June is often littered with problematic marketing initiatives for Pride, the annual celebration of LGBTQ+ history and rights. This year, Postmates Inc. and Burger King Corp. were two of the most prominent offenders.
Burger King stores in Austria rolled out “Pride Whoppers” with two “equal buns” served with either two top buns or two bottom buns — intended to symbolize equality. Social media users took issue with its implied, and somewhat convoluted, reference to gay sex, forcing the agency behind the campaign, Jung von Matt Donau, to apologize for the misfire.
Meanwhile, food delivery app Postmates introduced a “bottom-friendly menu” that included foods that are helpful for those planning to have anal sex. The campaign’s critics, including Matt Wagner of Target 10, a consulting and marketing agency focused on LGBTQ+ audiences, said the campaign sexualized the community at a time when highly visible political debates, such as those surrounding so-called “Don’t Say Gay” legislation, are linking LGBTQ+ sexuality with criminality.
“It was really more of a stunt than targeted support,” said Wagner, vice president of client relations at Target 10. “What’s one of the bigger things in the news right now? Accusations of pedophilia and being groomers.”

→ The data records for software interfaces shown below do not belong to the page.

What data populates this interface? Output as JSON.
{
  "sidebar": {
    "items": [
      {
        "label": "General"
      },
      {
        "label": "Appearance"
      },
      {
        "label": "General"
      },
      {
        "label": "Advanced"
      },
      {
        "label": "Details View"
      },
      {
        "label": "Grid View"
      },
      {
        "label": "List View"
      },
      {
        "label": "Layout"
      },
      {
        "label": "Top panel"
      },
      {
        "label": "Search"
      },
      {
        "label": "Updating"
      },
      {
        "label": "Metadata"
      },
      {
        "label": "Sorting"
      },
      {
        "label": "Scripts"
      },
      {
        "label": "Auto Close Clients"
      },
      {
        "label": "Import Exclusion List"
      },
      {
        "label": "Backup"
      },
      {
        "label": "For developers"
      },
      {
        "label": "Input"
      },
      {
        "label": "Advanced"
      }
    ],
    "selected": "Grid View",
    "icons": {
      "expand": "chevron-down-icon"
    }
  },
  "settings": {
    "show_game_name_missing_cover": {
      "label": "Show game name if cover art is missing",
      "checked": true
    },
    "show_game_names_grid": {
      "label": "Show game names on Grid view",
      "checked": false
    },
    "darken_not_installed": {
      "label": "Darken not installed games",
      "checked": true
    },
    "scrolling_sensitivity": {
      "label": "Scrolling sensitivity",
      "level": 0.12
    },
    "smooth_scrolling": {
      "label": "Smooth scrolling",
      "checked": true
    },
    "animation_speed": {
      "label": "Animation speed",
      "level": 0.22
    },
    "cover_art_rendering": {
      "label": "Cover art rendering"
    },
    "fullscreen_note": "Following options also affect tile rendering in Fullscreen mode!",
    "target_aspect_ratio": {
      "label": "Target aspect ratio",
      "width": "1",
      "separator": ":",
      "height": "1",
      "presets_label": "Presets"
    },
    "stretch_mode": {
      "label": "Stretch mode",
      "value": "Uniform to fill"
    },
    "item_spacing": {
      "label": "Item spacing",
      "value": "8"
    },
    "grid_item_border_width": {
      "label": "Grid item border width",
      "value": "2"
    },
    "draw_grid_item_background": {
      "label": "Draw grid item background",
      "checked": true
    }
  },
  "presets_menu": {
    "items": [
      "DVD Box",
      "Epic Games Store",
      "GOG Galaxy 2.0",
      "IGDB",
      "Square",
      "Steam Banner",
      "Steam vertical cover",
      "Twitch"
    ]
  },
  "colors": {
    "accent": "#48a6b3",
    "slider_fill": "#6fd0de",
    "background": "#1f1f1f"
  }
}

Consumers are clear about what types of campaigns they’d prefer to see. For brands looking to engage with Pride without alienating potential customers, a new Morning Consult survey indicates that companies would be much better served “passing the mic,” or providing a platform for LGBTQ+ members accompanied by either subtle or even absent brand tie-ins.

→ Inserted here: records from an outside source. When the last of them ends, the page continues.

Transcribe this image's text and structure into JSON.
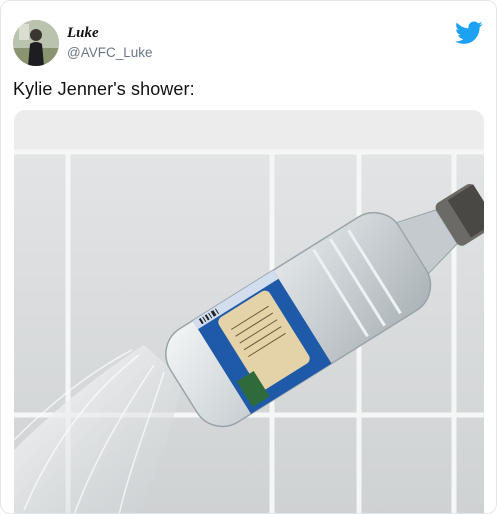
{
  "tweet": {
    "author_name": "Luke",
    "author_handle": "@AVFC_Luke",
    "text": "Kylie Jenner's shower:",
    "icons": {
      "logo": "twitter-bird-icon",
      "avatar": "profile-photo"
    },
    "colors": {
      "twitter_blue": "#1da1f2",
      "handle_gray": "#6a7785"
    }
  }
}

Respondents who identified as LGBTQ+ were most supportive of campaigns that show LGBTQ+ people in advertising and marketing materials, with 77% of the cohort saying they “strongly” or “somewhat” support the action. The same option was most favorable among all U.S. adults as well, as roughly half (49%) said they supported the “pass the mic” approach.
Larry Gross, a professor at USC Annenberg School of Communication, said that while brands used to be “afraid” of associating themselves with marginalized groups like the LGBTQ+ community, they now believe such associations “will improve their standing, not just among those groups, but with mainstream consumers,” he said.
Other experts said the most successful Pride marketing campaigns are part of a year-round effort. Otherwise, brands are credibly accused of “rainbow washing,” or capitalizing on a trend to sell Pride-related merchandise each June in an effort to appear supportive of LGBTQ+ communities without actually providing tangible outcomes that address the community’s concerns, noted Katherine Sender, a professor in the department of communication at Cornell University who specialized in LGBTQ+ media.
“To avoid this idea of rainbow washing, you’ve got to have a sustained approach to marketing through the whole year, partner with nonprofits to really show a commitment to the community, and challenge themselves to really think about whether they should invest in states that have particularly punitive LGBTQ legislation,” Sender said.
Wagner agreed, comparing the approach to dating.
“You need to take it bit by bit, you need to start off a little lighter, you need to romance the community,” Wagner said. “You need that firmament to then build upon.”
But even with an effective strategy, companies will still meet skepticism from some members of marginalized communities — for-profit brands face an eternal, uphill battle to convince stakeholders that they’re not just motivated by their bottom lines. Seven in 10 LGBTQ+ respondents in the Morning Consult survey said they believe that “companies don't want to lose customers, so they release statements in support of Pride Month,” compared to just 16% who said “companies truly care about Pride Month.”
So it’s up to advertisers to find ways to break through the boilerplate. Sender pointed out an example of “passing the mic” that particularly resonated earlier this year: “The Note,” a short film from Mondelez International Inc.’s Oreo cookie brand that centers on a young Chinese-American boy and his struggle with coming out. The video, which was directed by “The Half of It” filmmaker Alice Wu, represents a more “holistic approach” to Pride marketing, Sender said. The ad only shows the Oreo logo briefly at its conclusion.
Still, despite the yearly cautionary tales about controversial LGBTQ+ marketing, it’s naive to think some companies won’t continue to chase virality and provocation, Gross said.
“The strategy with Postmates, I assume, is that people will send it to their friends and it will have a viral cascade,” Gross said. “It’s all about attention and edginess.”